A word-for-word repeat of all the data is the goal.

• Dataset content
:::::

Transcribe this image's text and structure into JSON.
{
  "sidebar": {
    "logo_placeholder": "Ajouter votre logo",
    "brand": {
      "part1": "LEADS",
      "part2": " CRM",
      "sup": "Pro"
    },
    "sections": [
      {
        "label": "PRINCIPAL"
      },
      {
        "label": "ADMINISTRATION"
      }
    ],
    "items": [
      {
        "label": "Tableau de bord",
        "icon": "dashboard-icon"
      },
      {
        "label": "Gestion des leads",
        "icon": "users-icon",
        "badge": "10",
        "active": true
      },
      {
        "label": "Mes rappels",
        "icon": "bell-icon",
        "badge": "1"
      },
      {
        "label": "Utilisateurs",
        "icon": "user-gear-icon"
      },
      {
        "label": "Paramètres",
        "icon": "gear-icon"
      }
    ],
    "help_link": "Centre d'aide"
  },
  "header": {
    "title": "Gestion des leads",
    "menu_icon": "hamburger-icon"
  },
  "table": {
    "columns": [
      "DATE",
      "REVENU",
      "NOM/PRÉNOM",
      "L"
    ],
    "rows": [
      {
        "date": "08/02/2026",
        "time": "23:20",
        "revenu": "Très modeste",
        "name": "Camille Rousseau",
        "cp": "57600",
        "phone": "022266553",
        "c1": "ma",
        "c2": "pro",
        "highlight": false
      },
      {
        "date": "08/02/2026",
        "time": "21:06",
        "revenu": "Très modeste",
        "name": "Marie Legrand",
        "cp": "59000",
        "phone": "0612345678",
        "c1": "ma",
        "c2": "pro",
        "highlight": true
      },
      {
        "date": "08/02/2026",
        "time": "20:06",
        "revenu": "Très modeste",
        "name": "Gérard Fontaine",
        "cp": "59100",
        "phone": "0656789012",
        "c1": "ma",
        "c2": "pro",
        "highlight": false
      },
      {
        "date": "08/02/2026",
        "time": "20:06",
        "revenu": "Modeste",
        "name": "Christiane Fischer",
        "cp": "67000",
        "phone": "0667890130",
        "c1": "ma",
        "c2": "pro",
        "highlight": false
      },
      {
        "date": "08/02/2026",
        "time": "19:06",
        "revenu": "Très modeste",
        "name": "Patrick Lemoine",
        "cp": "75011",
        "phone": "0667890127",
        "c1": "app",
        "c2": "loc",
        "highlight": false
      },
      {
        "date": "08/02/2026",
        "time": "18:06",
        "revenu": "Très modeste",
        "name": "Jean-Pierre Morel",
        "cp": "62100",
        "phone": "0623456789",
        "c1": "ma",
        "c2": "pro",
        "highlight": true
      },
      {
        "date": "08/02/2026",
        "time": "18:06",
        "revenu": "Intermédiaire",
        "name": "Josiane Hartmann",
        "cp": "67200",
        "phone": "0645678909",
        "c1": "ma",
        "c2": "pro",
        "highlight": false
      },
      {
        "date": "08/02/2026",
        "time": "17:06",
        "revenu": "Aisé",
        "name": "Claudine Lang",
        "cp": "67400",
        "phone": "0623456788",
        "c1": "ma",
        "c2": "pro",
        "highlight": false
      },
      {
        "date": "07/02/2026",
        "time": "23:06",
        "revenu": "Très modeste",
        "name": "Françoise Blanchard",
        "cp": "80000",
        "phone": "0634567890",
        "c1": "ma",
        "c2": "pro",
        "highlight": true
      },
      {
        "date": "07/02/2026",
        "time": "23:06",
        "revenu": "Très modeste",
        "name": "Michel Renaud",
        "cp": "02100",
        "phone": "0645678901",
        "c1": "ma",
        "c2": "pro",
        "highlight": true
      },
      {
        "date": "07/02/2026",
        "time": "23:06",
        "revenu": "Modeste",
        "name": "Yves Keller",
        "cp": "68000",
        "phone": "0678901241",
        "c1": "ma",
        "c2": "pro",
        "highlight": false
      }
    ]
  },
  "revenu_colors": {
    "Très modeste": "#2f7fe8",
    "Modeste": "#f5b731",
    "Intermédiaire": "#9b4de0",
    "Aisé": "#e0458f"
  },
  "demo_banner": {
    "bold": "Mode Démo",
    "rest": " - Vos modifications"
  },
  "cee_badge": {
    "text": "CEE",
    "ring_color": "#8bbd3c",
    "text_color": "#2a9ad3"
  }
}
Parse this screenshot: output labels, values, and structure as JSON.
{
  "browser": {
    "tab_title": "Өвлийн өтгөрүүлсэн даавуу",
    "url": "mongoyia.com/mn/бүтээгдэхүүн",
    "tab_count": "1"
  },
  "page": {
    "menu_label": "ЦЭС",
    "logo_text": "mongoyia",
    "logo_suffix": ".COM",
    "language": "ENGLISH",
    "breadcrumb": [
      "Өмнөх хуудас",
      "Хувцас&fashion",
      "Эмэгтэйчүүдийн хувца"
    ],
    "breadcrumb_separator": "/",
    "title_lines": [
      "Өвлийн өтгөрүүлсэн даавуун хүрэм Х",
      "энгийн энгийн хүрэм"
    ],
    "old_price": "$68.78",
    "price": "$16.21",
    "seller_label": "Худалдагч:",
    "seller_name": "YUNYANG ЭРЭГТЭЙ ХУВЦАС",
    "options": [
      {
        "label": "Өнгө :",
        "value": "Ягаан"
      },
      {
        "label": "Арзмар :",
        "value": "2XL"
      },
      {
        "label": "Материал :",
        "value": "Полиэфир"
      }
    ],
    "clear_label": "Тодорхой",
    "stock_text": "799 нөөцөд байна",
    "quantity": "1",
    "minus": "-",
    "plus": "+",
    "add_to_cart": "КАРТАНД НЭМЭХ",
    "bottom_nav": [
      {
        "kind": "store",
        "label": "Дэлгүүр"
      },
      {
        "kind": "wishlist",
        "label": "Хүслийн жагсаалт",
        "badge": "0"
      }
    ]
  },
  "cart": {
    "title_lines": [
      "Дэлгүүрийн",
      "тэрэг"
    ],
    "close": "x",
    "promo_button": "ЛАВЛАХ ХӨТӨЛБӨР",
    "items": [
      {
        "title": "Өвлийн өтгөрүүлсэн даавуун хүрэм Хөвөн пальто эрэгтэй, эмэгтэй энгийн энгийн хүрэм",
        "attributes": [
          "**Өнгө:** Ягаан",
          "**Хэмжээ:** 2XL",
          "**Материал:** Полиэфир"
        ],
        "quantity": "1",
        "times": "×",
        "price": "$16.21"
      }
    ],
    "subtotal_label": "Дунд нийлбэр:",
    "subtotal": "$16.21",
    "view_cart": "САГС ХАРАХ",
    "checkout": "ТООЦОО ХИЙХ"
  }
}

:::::

• Solution to the problem
Transcribe this image's text and structure into JSON.
{
  "sidebar": {
    "logo_placeholder": "Ajouter votre logo",
    "brand": {
      "part1": "LEADS",
      "part2": " CRM",
      "sup": "Pro"
    },
    "sections": [
      {
        "label": "PRINCIPAL"
      },
      {
        "label": "ADMINISTRATION"
      }
    ],
    "items": [
      {
        "label": "Tableau de bord",
        "icon": "dashboard-icon"
      },
      {
        "label": "Gestion des leads",
        "icon": "users-icon",
        "badge": "10",
        "active": true
      },
      {
        "label": "Mes rappels",
        "icon": "bell-icon",
        "badge": "1"
      },
      {
        "label": "Utilisateurs",
        "icon": "user-gear-icon"
      },
      {
        "label": "Paramètres",
        "icon": "gear-icon"
      }
    ],
    "help_link": "Centre d'aide"
  },
  "header": {
    "title": "Gestion des leads",
    "menu_icon": "hamburger-icon"
  },
  "table": {
    "columns": [
      "DATE",
      "REVENU",
      "NOM/PRÉNOM",
      "L"
    ],
    "rows": [
      {
        "date": "08/02/2026",
        "time": "23:20",
        "revenu": "Très modeste",
        "name": "Camille Rousseau",
        "cp": "57600",
        "phone": "022266553",
        "c1": "ma",
        "c2": "pro",
        "highlight": false
      },
      {
        "date": "08/02/2026",
        "time": "21:06",
        "revenu": "Très modeste",
        "name": "Marie Legrand",
        "cp": "59000",
        "phone": "0612345678",
        "c1": "ma",
        "c2": "pro",
        "highlight": true
      },
      {
        "date": "08/02/2026",
        "time": "20:06",
        "revenu": "Très modeste",
        "name": "Gérard Fontaine",
        "cp": "59100",
        "phone": "0656789012",
        "c1": "ma",
        "c2": "pro",
        "highlight": false
      },
      {
        "date": "08/02/2026",
        "time": "20:06",
        "revenu": "Modeste",
        "name": "Christiane Fischer",
        "cp": "67000",
        "phone": "0667890130",
        "c1": "ma",
        "c2": "pro",
        "highlight": false
      },
      {
        "date": "08/02/2026",
        "time": "19:06",
        "revenu": "Très modeste",
        "name": "Patrick Lemoine",
        "cp": "75011",
        "phone": "0667890127",
        "c1": "app",
        "c2": "loc",
        "highlight": false
      },
      {
        "date": "08/02/2026",
        "time": "18:06",
        "revenu": "Très modeste",
        "name": "Jean-Pierre Morel",
        "cp": "62100",
        "phone": "0623456789",
        "c1": "ma",
        "c2": "pro",
        "highlight": true
      },
      {
        "date": "08/02/2026",
        "time": "18:06",
        "revenu": "Intermédiaire",
        "name": "Josiane Hartmann",
        "cp": "67200",
        "phone": "0645678909",
        "c1": "ma",
        "c2": "pro",
        "highlight": false
      },
      {
        "date": "08/02/2026",
        "time": "17:06",
        "revenu": "Aisé",
        "name": "Claudine Lang",
        "cp": "67400",
        "phone": "0623456788",
        "c1": "ma",
        "c2": "pro",
        "highlight": false
      },
      {
        "date": "07/02/2026",
        "time": "23:06",
        "revenu": "Très modeste",
        "name": "Françoise Blanchard",
        "cp": "80000",
        "phone": "0634567890",
        "c1": "ma",
        "c2": "pro",
        "highlight": true
      },
      {
        "date": "07/02/2026",
        "time": "23:06",
        "revenu": "Très modeste",
        "name": "Michel Renaud",
        "cp": "02100",
        "phone": "0645678901",
        "c1": "ma",
        "c2": "pro",
        "highlight": true
      },
      {
        "date": "07/02/2026",
        "time": "23:06",
        "revenu": "Modeste",
        "name": "Yves Keller",
        "cp": "68000",
        "phone": "0678901241",
        "c1": "ma",
        "c2": "pro",
        "highlight": false
      }
    ]
  },
  "revenu_colors": {
    "Très modeste": "#2f7fe8",
    "Modeste": "#f5b731",
    "Intermédiaire": "#9b4de0",
    "Aisé": "#e0458f"
  },
  "demo_banner": {
    "bold": "Mode Démo",
    "rest": " - Vos modifications"
  },
  "cee_badge": {
    "text": "CEE",
    "ring_color": "#8bbd3c",
    "text_color": "#2a9ad3"
  }
}
Parse this screenshot: output labels, values, and structure as JSON.
{
  "browser": {
    "tab_title": "Өвлийн өтгөрүүлсэн даавуу",
    "url": "mongoyia.com/mn/бүтээгдэхүүн",
    "tab_count": "1"
  },
  "page": {
    "menu_label": "ЦЭС",
    "logo_text": "mongoyia",
    "logo_suffix": ".COM",
    "language": "ENGLISH",
    "breadcrumb": [
      "Өмнөх хуудас",
      "Хувцас&fashion",
      "Эмэгтэйчүүдийн хувца"
    ],
    "breadcrumb_separator": "/",
    "title_lines": [
      "Өвлийн өтгөрүүлсэн даавуун хүрэм Х",
      "энгийн энгийн хүрэм"
    ],
    "old_price": "$68.78",
    "price": "$16.21",
    "seller_label": "Худалдагч:",
    "seller_name": "YUNYANG ЭРЭГТЭЙ ХУВЦАС",
    "options": [
      {
        "label": "Өнгө :",
        "value": "Ягаан"
      },
      {
        "label": "Арзмар :",
        "value": "2XL"
      },
      {
        "label": "Материал :",
        "value": "Полиэфир"
      }
    ],
    "clear_label": "Тодорхой",
    "stock_text": "799 нөөцөд байна",
    "quantity": "1",
    "minus": "-",
    "plus": "+",
    "add_to_cart": "КАРТАНД НЭМЭХ",
    "bottom_nav": [
      {
        "kind": "store",
        "label": "Дэлгүүр"
      },
      {
        "kind": "wishlist",
        "label": "Хүслийн жагсаалт",
        "badge": "0"
      }
    ]
  },
  "cart": {
    "title_lines": [
      "Дэлгүүрийн",
      "тэрэг"
    ],
    "close": "x",
    "promo_button": "ЛАВЛАХ ХӨТӨЛБӨР",
    "items": [
      {
        "title": "Өвлийн өтгөрүүлсэн даавуун хүрэм Хөвөн пальто эрэгтэй, эмэгтэй энгийн энгийн хүрэм",
        "attributes": [
          "**Өнгө:** Ягаан",
          "**Хэмжээ:** 2XL",
          "**Материал:** Полиэфир"
        ],
        "quantity": "1",
        "times": "×",
        "price": "$16.21"
      }
    ],
    "subtotal_label": "Дунд нийлбэр:",
    "subtotal": "$16.21",
    "view_cart": "САГС ХАРАХ",
    "checkout": "ТООЦОО ХИЙХ"
  }
}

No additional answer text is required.